▶ [Task details]: Would you set down every entry shown below, precisely as written?

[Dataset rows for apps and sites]
==================================================
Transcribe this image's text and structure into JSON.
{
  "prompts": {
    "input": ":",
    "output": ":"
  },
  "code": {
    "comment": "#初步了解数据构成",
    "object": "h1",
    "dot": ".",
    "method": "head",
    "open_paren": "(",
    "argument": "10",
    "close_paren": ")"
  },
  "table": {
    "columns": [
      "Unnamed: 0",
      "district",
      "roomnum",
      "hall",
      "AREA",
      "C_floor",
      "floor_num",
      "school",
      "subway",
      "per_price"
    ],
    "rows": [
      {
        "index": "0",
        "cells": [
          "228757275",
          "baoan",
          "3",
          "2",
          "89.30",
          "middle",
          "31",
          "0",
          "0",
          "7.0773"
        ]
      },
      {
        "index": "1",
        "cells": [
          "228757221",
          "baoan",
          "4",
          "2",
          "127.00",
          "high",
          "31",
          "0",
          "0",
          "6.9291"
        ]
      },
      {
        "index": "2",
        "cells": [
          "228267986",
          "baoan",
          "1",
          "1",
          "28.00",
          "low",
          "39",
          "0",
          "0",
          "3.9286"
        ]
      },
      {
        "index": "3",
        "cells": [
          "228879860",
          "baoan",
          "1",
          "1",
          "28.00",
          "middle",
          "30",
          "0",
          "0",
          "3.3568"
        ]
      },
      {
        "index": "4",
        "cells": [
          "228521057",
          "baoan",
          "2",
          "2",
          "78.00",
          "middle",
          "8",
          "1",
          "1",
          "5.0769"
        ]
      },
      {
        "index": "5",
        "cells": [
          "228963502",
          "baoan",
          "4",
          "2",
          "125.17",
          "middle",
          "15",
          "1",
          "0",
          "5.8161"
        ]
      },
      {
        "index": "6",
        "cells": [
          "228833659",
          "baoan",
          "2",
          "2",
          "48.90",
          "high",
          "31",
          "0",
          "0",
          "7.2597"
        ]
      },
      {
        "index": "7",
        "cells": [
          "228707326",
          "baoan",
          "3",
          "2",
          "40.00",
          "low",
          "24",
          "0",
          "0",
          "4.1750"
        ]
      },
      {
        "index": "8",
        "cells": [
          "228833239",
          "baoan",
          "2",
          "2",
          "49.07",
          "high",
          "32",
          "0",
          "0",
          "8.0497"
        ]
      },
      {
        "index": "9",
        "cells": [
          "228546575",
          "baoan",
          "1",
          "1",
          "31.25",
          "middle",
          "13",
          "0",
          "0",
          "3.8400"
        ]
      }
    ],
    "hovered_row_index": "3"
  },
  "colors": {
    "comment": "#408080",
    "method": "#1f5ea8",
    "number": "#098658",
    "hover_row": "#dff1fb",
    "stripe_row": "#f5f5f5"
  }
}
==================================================
▶ [Task response]:
Transcribe this image's text and structure into JSON.
{
  "prompts": {
    "input": ":",
    "output": ":"
  },
  "code": {
    "comment": "#初步了解数据构成",
    "object": "h1",
    "dot": ".",
    "method": "head",
    "open_paren": "(",
    "argument": "10",
    "close_paren": ")"
  },
  "table": {
    "columns": [
      "Unnamed: 0",
      "district",
      "roomnum",
      "hall",
      "AREA",
      "C_floor",
      "floor_num",
      "school",
      "subway",
      "per_price"
    ],
    "rows": [
      {
        "index": "0",
        "cells": [
          "228757275",
          "baoan",
          "3",
          "2",
          "89.30",
          "middle",
          "31",
          "0",
          "0",
          "7.0773"
        ]
      },
      {
        "index": "1",
        "cells": [
          "228757221",
          "baoan",
          "4",
          "2",
          "127.00",
          "high",
          "31",
          "0",
          "0",
          "6.9291"
        ]
      },
      {
        "index": "2",
        "cells": [
          "228267986",
          "baoan",
          "1",
          "1",
          "28.00",
          "low",
          "39",
          "0",
          "0",
          "3.9286"
        ]
      },
      {
        "index": "3",
        "cells": [
          "228879860",
          "baoan",
          "1",
          "1",
          "28.00",
          "middle",
          "30",
          "0",
          "0",
          "3.3568"
        ]
      },
      {
        "index": "4",
        "cells": [
          "228521057",
          "baoan",
          "2",
          "2",
          "78.00",
          "middle",
          "8",
          "1",
          "1",
          "5.0769"
        ]
      },
      {
        "index": "5",
        "cells": [
          "228963502",
          "baoan",
          "4",
          "2",
          "125.17",
          "middle",
          "15",
          "1",
          "0",
          "5.8161"
        ]
      },
      {
        "index": "6",
        "cells": [
          "228833659",
          "baoan",
          "2",
          "2",
          "48.90",
          "high",
          "31",
          "0",
          "0",
          "7.2597"
        ]
      },
      {
        "index": "7",
        "cells": [
          "228707326",
          "baoan",
          "3",
          "2",
          "40.00",
          "low",
          "24",
          "0",
          "0",
          "4.1750"
        ]
      },
      {
        "index": "8",
        "cells": [
          "228833239",
          "baoan",
          "2",
          "2",
          "49.07",
          "high",
          "32",
          "0",
          "0",
          "8.0497"
        ]
      },
      {
        "index": "9",
        "cells": [
          "228546575",
          "baoan",
          "1",
          "1",
          "31.25",
          "middle",
          "13",
          "0",
          "0",
          "3.8400"
        ]
      }
    ],
    "hovered_row_index": "3"
  },
  "colors": {
    "comment": "#408080",
    "method": "#1f5ea8",
    "number": "#098658",
    "hover_row": "#dff1fb",
    "stripe_row": "#f5f5f5"
  }
}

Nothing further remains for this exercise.